The CEO went one step further by saying Apple was hiring people Tesla had fired and that he was not afraid of the company.


The punches didn’t stop there as Musk was asked whether he took the technology manufacturer’s efforts seriously. He remarked, “cars are very complex compared to phones or smartwatches. You can’t just go to a supplier like Foxconn [Apple’s hardware manufacturer] and say: Build me a car.”

While Musk doesn’t feel it’s a bad idea that Apple is joining the electric vehicle manufacturing sector he does seem to think the company is going to have a hard time keeping up.

Recent revelations in regards to some Volkswagen vehicles and carbon emissions have of course stoked the interest of Musk, but he doesn’t feel that this is an advantage for Tesla. That being said he does feel that the incident should be used to spur on efforts to produce electric vehicles and abandon fossil fuel as our primary transport fuel.

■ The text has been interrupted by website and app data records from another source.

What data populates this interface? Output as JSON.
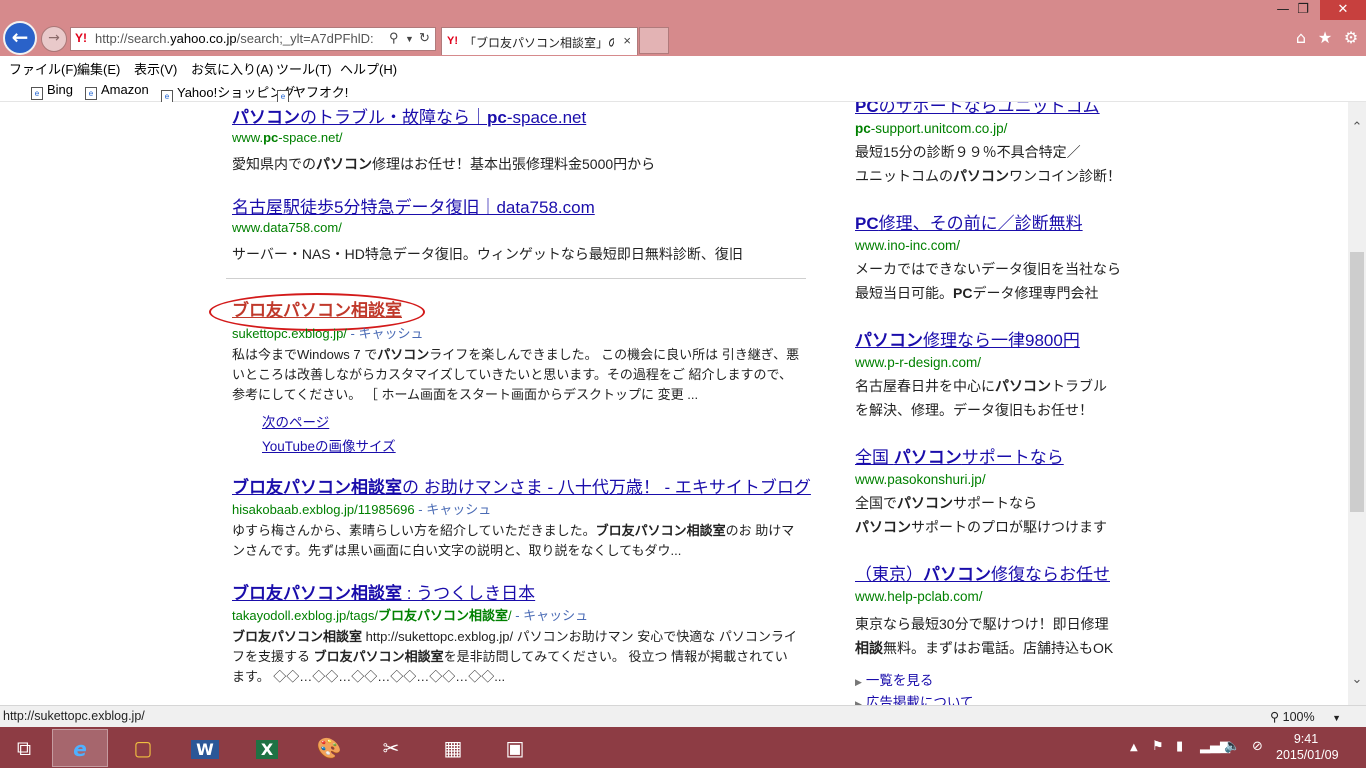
{
  "browser": {
    "address_url_prefix": "http://search.",
    "address_url_domain": "yahoo.co.jp",
    "address_url_rest": "/search;_ylt=A7dPFhlD:",
    "yahoo_logo": "Y!",
    "tab_title": "「ブロ友パソコン相談室」の検...",
    "tab_close": "×"
  },
  "menu": [
    "ファイル(F)",
    "編集(E)",
    "表示(V)",
    "お気に入り(A)",
    "ツール(T)",
    "ヘルプ(H)"
  ],
  "favorites": [
    "Bing",
    "Amazon",
    "Yahoo!ショッピング",
    "ヤフオク!"
  ],
  "results": {
    "top1": {
      "title_a": "パソコン",
      "title_b": "のトラブル・故障なら｜",
      "title_c": "pc",
      "title_d": "-space.net",
      "url_a": "www.",
      "url_b": "pc",
      "url_c": "-space.net/",
      "desc_a": "愛知県内での",
      "desc_b": "パソコン",
      "desc_c": "修理はお任せ！基本出張修理料金5000円から"
    },
    "top2": {
      "title": "名古屋駅徒歩5分特急データ復旧｜data758.com",
      "url": "www.data758.com/",
      "desc": "サーバー・NAS・HD特急データ復旧。ウィンゲットなら最短即日無料診断、復旧"
    },
    "main1": {
      "title": "ブロ友パソコン相談室",
      "url": "sukettopc.exblog.jp/",
      "cache": " - キャッシュ",
      "desc_a": "私は今までWindows 7 で",
      "desc_b": "パソコン",
      "desc_c": "ライフを楽しんできました。 この機会に良い所は 引き継ぎ、悪いところは改善しながらカスタマイズしていきたいと思います。その過程をご 紹介しますので、参考にしてください。 ［ ホーム画面をスタート画面からデスクトップに 変更 ...",
      "sublink1": "次のページ",
      "sublink2": "YouTubeの画像サイズ"
    },
    "main2": {
      "title_a": "ブロ友パソコン相談室",
      "title_b": "の お助けマンさま - 八十代万歳！ - エキサイトブログ",
      "url": "hisakobaab.exblog.jp/11985696",
      "cache": " - キャッシュ",
      "desc_a": "ゆすら梅さんから、素晴らしい方を紹介していただきました。",
      "desc_b": "ブロ友パソコン相談室",
      "desc_c": "のお 助けマンさんです。先ずは黒い画面に白い文字の説明と、取り説をなくしてもダウ..."
    },
    "main3": {
      "title_a": "ブロ友パソコン相談室",
      "title_b": " : うつくしき日本",
      "url_a": "takayodoll.exblog.jp/tags/",
      "url_b": "ブロ友パソコン相談室",
      "url_c": "/",
      "cache": " - キャッシュ",
      "desc_a": "ブロ友パソコン相談室",
      "desc_b": " http://sukettopc.exblog.jp/ パソコンお助けマン 安心で快適な パソコンライフを支援する ",
      "desc_c": "ブロ友パソコン相談室",
      "desc_d": "を是非訪問してみてください。 役立つ 情報が掲載されています。 ◇◇…◇◇…◇◇…◇◇…◇◇…◇◇..."
    }
  },
  "ads": {
    "a1": {
      "title_a": "PC",
      "title_b": "のサポートならユニットコム",
      "url_a": "pc",
      "url_b": "-support.unitcom.co.jp/",
      "desc1": "最短15分の診断９９％不具合特定／",
      "desc2_a": "ユニットコムの",
      "desc2_b": "パソコン",
      "desc2_c": "ワンコイン診断！"
    },
    "a2": {
      "title_a": "PC",
      "title_b": "修理、その前に／診断無料",
      "url": "www.ino-inc.com/",
      "desc1": "メーカではできないデータ復旧を当社なら",
      "desc2_a": "最短当日可能。",
      "desc2_b": "PC",
      "desc2_c": "データ修理専門会社"
    },
    "a3": {
      "title_a": "パソコン",
      "title_b": "修理なら一律9800円",
      "url": "www.p-r-design.com/",
      "desc1_a": "名古屋春日井を中心に",
      "desc1_b": "パソコン",
      "desc1_c": "トラブル",
      "desc2": "を解決、修理。データ復旧もお任せ！"
    },
    "a4": {
      "title_a": "全国 ",
      "title_b": "パソコン",
      "title_c": "サポートなら",
      "url": "www.pasokonshuri.jp/",
      "desc1_a": "全国で",
      "desc1_b": "パソコン",
      "desc1_c": "サポートなら",
      "desc2_a": "パソコン",
      "desc2_b": "サポートのプロが駆けつけます"
    },
    "a5": {
      "title_a": "（東京）",
      "title_b": "パソコン",
      "title_c": "修復ならお任せ",
      "url": "www.help-pclab.com/",
      "desc1": "東京なら最短30分で駆けつけ！即日修理",
      "desc2_a": "相談",
      "desc2_b": "無料。まずはお電話。店舗持込もOK"
    },
    "more1": "一覧を見る",
    "more2": "広告掲載について"
  },
  "status": {
    "url": "http://sukettopc.exblog.jp/",
    "zoom": "100%"
  },
  "clock": {
    "time": "9:41",
    "date": "2015/01/09"
  },
  "colors": {
    "titlebar": "#d68a8c",
    "taskbar": "#8d3c44",
    "link": "#1a0dab",
    "url_green": "#008000",
    "annotation_ring": "#d31a1a"
  }
}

“I don’t think anyone really profits from this kind of situation. But the best thing that could come out of this is a decision to abandon oil-based transportation – and for Volkswagen to make a very serious move towards electromobility,” said Musk during the interview.

The interview wasn’t all about taking jabs at other companies, Musk also discussed the future of Tesla.

The German newspaper was quick to point out that Tesla vehicles are quite expensive but Musk responded by saying that this was all part of the greater plan. To begin Tesla will sell expensive cars and then gradually bring the price down once market penetration was agreeable.

“Our goal from next year onwards is to be cash-flow positive,” Musk said. “But we wouldn’t slow down our growth for the sake of profitability.”

Brendyn Lotz writes news, reviews, and opinion pieces for Hypertext. His interests include SMEs, innovation on the African continent, cybersecurity, blockchain, games, geek culture and YouTube.